de las Marinas MD, Sanz ML, Diéguez I, Latasa M, Oehling A.
Department of Allergology and Clinical Immunology, School of Medicine, University of Navarra, Pamplona, Spain
Many authors have described an increase in total serum IgE values during the first few months of immunotherapy (IT), followed by a subsequent decrease.
In previous studies in patients undergoing medium-term IT, we detected an IgE synthesis suppressor factor (SF), which was modified during the course of IT. In this study, we investigated the influence of long-term IT on the production of SF and the lymphocyte response to its stimulus. Mixed bidirectional cultures of lymphocytes isolated from healthy individuals (n = 62) and allergic patients (n = 98) were carried out after different periods of IT. The resulting supernatants were subjected to affinity chromatography, from which two fractions were obtained: the first one, likely to contain SF, was added to lymphocyte cultures from 13 allergic patients undergoing no IT (LyG1) and 6 allergic patients with > 3 years of IT (LyG5), in order to assess its inhibitory effect on IgE synthesis. We found that patients undergoing IT for > 3 years presented a significant increase in SF production and an important lymphocyte response to exogenous SF from most of the groups studied, but little response to their own SF.

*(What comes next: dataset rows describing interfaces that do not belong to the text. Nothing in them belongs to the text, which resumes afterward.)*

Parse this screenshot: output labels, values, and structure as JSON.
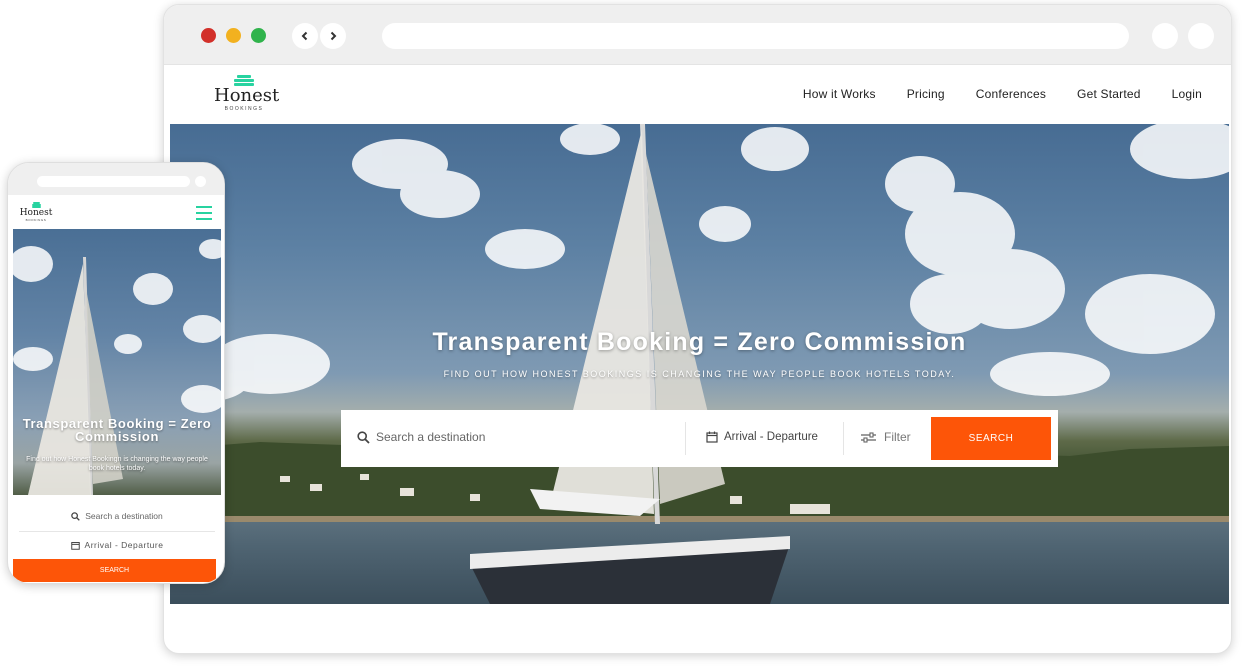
{
  "desktop": {
    "nav": {
      "logo_name": "Honest",
      "logo_sub": "BOOKINGS",
      "links": [
        "How it Works",
        "Pricing",
        "Conferences",
        "Get Started",
        "Login"
      ]
    },
    "hero": {
      "title": "Transparent Booking = Zero Commission",
      "subtitle": "FIND OUT HOW HONEST BOOKINGS IS CHANGING THE WAY PEOPLE BOOK HOTELS TODAY."
    },
    "search": {
      "destination_placeholder": "Search a destination",
      "dates_label": "Arrival - Departure",
      "filter_label": "Filter",
      "button_label": "SEARCH"
    }
  },
  "mobile": {
    "logo_name": "Honest",
    "logo_sub": "BOOKINGS",
    "hero": {
      "title": "Transparent Booking = Zero Commission",
      "subtitle": "Find out how Honest Bookingn is changing the way people book hotels today."
    },
    "search": {
      "destination_placeholder": "Search a destination",
      "dates_label": "Arrival - Departure",
      "button_label": "SEARCH"
    }
  },
  "colors": {
    "accent": "#fd5508",
    "brand": "#28d3a0",
    "window_close": "#d2302a",
    "window_minimize": "#f2b11f",
    "window_maximize": "#30b34c"
  },
  "icons": [
    "back-arrow-icon",
    "forward-arrow-icon",
    "logo-icon",
    "search-icon",
    "calendar-icon",
    "filter-icon",
    "hamburger-menu-icon"
  ]
}
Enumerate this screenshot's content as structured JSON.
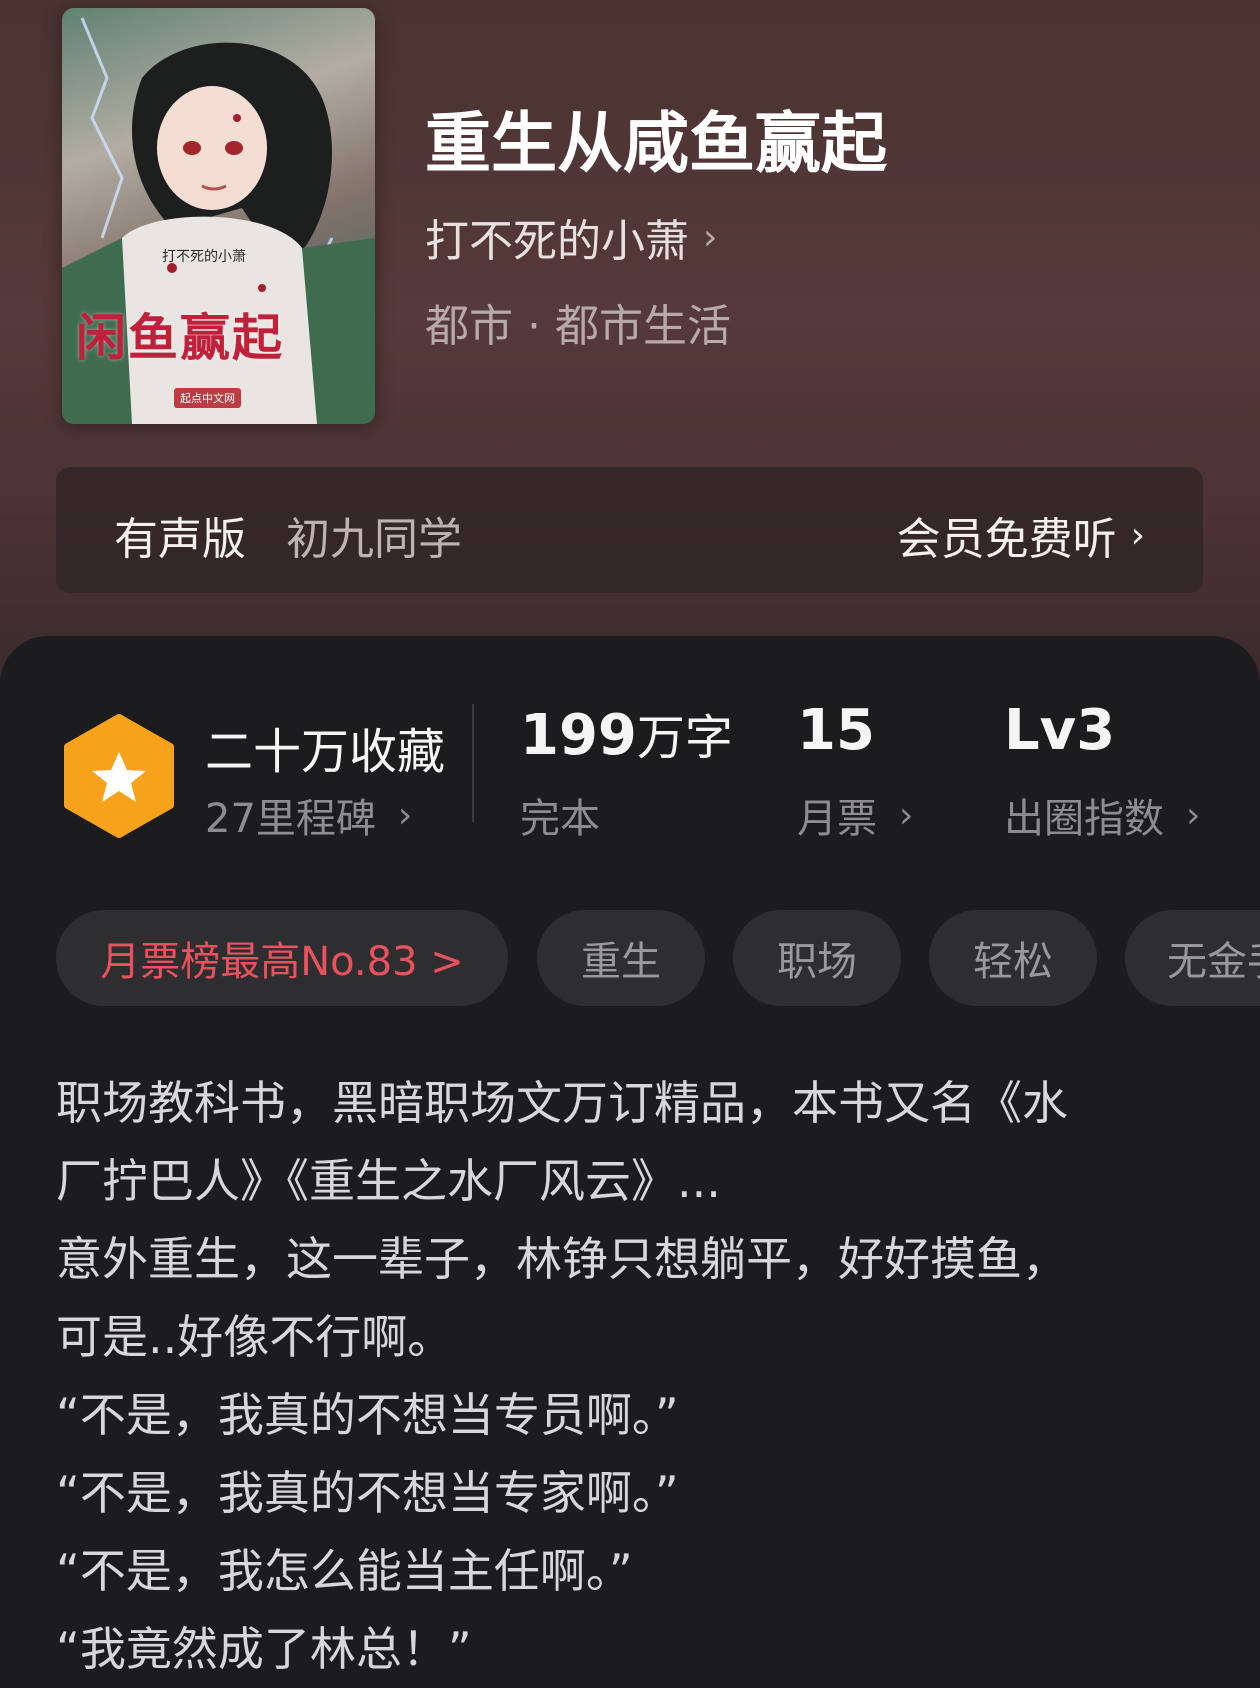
{
  "book": {
    "title": "重生从咸鱼赢起",
    "author": "打不死的小萧",
    "genre": "都市 · 都市生活",
    "cover": {
      "title_art": "闲鱼赢起",
      "author_art": "打不死的小萧",
      "publisher_art": "起点中文网"
    }
  },
  "audio": {
    "label": "有声版",
    "narrator": "初九同学",
    "cta": "会员免费听"
  },
  "stats": {
    "collection": "二十万收藏",
    "milestone": "27里程碑",
    "words_num": "199",
    "words_unit": "万字",
    "status": "完本",
    "monthly_votes": "15",
    "monthly_votes_label": "月票",
    "level": "Lv3",
    "level_label": "出圈指数"
  },
  "tags": [
    "月票榜最高No.83 >",
    "重生",
    "职场",
    "轻松",
    "无金手"
  ],
  "description": [
    "职场教科书，黑暗职场文万订精品，本书又名《水",
    "厂拧巴人》《重生之水厂风云》...",
    "意外重生，这一辈子，林铮只想躺平，好好摸鱼，",
    "可是..好像不行啊。",
    "“不是，我真的不想当专员啊。”",
    "“不是，我真的不想当专家啊。”",
    "“不是，我怎么能当主任啊。”",
    "“我竟然成了林总！”"
  ],
  "colors": {
    "accent_rank": "#e8525c",
    "badge_orange": "#f7a21b",
    "sheet_bg": "#1c1b1d"
  },
  "icons": {
    "chevron": "chevron-right-icon",
    "badge": "star-hexagon-icon"
  }
}
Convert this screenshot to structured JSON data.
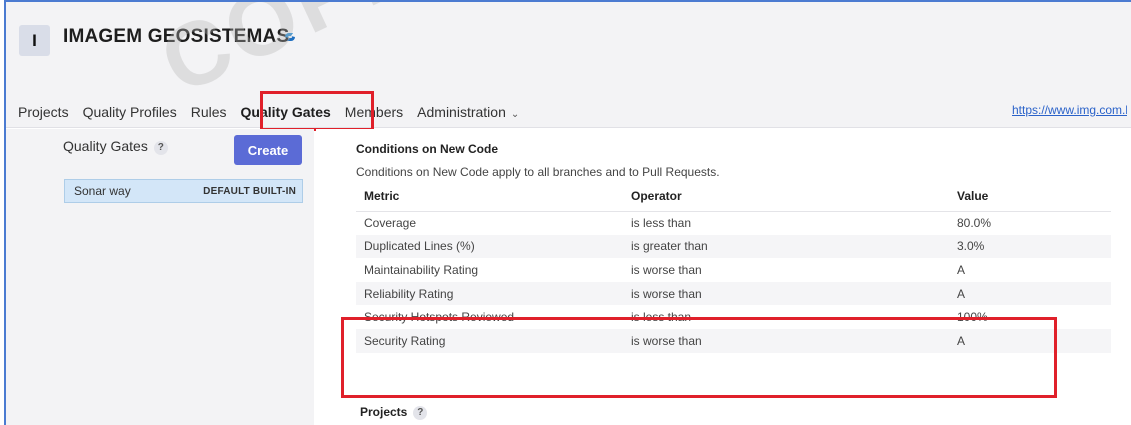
{
  "org": {
    "avatar_letter": "I",
    "name": "IMAGEM GEOSISTEMAS"
  },
  "nav": {
    "items": [
      {
        "label": "Projects"
      },
      {
        "label": "Quality Profiles"
      },
      {
        "label": "Rules"
      },
      {
        "label": "Quality Gates"
      },
      {
        "label": "Members"
      },
      {
        "label": "Administration"
      }
    ],
    "external_link": "https://www.img.com.b"
  },
  "sidebar": {
    "title": "Quality Gates",
    "help": "?",
    "create_label": "Create",
    "gates": [
      {
        "name": "Sonar way",
        "badges": "DEFAULT BUILT-IN"
      }
    ]
  },
  "conditions": {
    "title": "Conditions on New Code",
    "description": "Conditions on New Code apply to all branches and to Pull Requests.",
    "columns": [
      "Metric",
      "Operator",
      "Value"
    ],
    "rows": [
      {
        "metric": "Coverage",
        "operator": "is less than",
        "value": "80.0%"
      },
      {
        "metric": "Duplicated Lines (%)",
        "operator": "is greater than",
        "value": "3.0%"
      },
      {
        "metric": "Maintainability Rating",
        "operator": "is worse than",
        "value": "A"
      },
      {
        "metric": "Reliability Rating",
        "operator": "is worse than",
        "value": "A"
      },
      {
        "metric": "Security Hotspots Reviewed",
        "operator": "is less than",
        "value": "100%"
      },
      {
        "metric": "Security Rating",
        "operator": "is worse than",
        "value": "A"
      }
    ]
  },
  "projects": {
    "title": "Projects",
    "help": "?"
  },
  "watermark": "COPIA",
  "colors": {
    "accent": "#5b6bd6",
    "highlight": "#e0202a",
    "selected_row": "#d3e6f8",
    "link": "#2a62c9"
  }
}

These results could be ascribed to an alteration in the quantity and/or structure of the lymphocyte receptors likely to be sensitive to these factors induced by IT.
CITATION J Investig Allergol Clin Immunol. 1993 Mar-Apr;3(2):80-5